*The methodologies cited above are derived from a presentation created by Facebook’s Erin Scime, delivered by Facebook’s Brynne and Lauren – Content Strategy.
Five reasons Facebook is a key component of your social strategy
- Dynamic Posting Options
Facebook continues to develop new ways to improve the way you share content. Whether you choose the traditional status update, a photo post or one of the newest features, such as Facebook Live, you have the ability to customize your follower’s experience so that your content is tailored to each specific campaign you run.
- It Gives Your Content New Life
Across the board, social media helps breathe new life into otherwise stale, and long-ago created and since forgotten content. Facebook, in particular, allows you to refresh your content in a way that’s visually appealing for a long-form blog post.
With 1.23 billion active users every day on Facebook, the potential to reach your target audience is high. It’s not about reaching the masses, remember. Facebook offers valuable features to zero in on specific audience groups. Looking to engage educators? Search for groups where teachers collaborate. Trying to reach technology gurus? Tag well-known technology influencers and go-to publications in your next post. Of course, sponsored content is always an option too.
- The Personal Touch
Giving your followers a window into your brand’s personality is two-fold on Facebook. Include locations and emotions that help your follower understand the ethos behind what you’re sharing. Don’t hesitate to use these functions; they’re relatable.
Facebook also makes it easy to connect in real-time with your followers. See someone shared your article? Return the favor by “loving” their update. Did a fan post a positive review on your page? Send a customized reply thanking them for their loyalty. Show your fans you’re listening. It goes a long way toward building trust and reputation.
- Easy Interface:

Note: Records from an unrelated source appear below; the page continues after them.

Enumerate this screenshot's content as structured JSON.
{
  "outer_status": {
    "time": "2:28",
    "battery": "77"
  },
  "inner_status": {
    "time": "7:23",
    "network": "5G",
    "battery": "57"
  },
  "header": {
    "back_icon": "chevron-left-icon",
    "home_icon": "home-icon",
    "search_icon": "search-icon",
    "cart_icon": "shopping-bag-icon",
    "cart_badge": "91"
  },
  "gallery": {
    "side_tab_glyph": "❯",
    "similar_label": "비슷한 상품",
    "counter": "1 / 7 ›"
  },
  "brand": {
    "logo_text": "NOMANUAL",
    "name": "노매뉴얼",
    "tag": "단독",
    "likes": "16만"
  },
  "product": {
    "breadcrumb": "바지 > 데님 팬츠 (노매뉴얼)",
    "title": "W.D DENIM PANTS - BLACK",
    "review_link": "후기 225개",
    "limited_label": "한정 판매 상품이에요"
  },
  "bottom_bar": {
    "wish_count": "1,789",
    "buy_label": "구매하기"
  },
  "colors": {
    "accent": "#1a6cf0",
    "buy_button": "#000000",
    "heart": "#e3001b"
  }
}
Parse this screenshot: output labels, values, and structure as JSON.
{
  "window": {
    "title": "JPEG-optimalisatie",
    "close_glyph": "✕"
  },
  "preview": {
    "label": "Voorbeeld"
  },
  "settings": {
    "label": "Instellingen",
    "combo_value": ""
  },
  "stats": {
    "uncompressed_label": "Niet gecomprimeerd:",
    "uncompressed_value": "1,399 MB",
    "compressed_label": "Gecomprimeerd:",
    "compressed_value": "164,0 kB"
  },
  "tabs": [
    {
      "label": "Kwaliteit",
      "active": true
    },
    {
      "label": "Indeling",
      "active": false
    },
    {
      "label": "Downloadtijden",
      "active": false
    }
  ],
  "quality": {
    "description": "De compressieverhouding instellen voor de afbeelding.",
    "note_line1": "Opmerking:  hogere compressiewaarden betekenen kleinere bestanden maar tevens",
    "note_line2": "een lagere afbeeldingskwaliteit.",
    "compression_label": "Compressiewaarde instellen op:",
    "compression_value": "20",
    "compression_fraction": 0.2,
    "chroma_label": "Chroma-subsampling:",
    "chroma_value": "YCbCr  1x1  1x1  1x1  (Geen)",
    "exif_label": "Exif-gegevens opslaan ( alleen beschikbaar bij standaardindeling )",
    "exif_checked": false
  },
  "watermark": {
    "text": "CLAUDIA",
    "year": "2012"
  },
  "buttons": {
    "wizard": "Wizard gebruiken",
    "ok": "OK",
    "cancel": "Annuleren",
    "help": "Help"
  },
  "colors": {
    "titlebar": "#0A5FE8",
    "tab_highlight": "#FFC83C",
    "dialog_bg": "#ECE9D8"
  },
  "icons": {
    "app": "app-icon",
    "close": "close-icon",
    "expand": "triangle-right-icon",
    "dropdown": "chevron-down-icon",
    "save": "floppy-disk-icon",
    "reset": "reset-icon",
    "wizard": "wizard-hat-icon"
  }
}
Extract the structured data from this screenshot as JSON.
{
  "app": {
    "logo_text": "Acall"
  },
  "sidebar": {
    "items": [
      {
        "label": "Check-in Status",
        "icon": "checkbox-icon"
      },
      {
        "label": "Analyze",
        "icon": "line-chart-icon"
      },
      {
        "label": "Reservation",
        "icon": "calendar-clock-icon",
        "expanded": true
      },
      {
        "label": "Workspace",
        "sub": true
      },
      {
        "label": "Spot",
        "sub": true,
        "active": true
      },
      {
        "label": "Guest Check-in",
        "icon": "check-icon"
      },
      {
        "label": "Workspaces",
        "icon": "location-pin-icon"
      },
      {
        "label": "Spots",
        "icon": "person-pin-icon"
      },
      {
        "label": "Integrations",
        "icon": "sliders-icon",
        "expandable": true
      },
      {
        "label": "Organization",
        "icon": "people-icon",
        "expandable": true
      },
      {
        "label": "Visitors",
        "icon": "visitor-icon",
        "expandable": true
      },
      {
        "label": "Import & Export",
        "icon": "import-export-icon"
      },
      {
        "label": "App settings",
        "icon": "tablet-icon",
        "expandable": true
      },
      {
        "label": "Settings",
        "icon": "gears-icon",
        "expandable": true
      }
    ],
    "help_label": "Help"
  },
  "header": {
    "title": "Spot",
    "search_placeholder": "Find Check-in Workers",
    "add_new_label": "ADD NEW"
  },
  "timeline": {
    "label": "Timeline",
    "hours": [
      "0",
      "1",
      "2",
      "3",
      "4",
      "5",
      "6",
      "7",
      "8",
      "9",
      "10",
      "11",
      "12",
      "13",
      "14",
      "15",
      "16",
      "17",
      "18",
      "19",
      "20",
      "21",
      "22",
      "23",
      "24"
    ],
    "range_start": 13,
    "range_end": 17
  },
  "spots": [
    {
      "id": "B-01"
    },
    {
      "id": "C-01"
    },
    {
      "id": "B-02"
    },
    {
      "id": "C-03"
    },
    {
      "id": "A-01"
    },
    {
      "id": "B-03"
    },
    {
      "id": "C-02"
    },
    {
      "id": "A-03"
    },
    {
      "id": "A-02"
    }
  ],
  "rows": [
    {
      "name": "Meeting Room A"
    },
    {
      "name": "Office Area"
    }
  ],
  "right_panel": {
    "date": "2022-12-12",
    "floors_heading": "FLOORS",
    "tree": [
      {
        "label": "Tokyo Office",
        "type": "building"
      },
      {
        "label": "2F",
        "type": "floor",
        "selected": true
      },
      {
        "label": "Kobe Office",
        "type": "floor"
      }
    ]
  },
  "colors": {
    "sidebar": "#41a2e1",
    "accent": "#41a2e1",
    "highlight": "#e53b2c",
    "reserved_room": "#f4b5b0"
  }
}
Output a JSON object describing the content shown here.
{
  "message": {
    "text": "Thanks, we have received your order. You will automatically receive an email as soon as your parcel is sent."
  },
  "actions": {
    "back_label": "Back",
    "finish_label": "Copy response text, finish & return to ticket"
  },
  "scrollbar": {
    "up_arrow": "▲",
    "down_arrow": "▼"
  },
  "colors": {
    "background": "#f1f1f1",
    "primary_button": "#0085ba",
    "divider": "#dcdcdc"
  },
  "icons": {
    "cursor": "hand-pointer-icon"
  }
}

When it comes to being user-friendly, it doesn’t get simpler than Facebook. With every new feature, the team at Facebook has found a way to maintain the simplicity of sharing content with your followers. With steps as easy as click upload, then share, you have no excuses to get your content out in the world!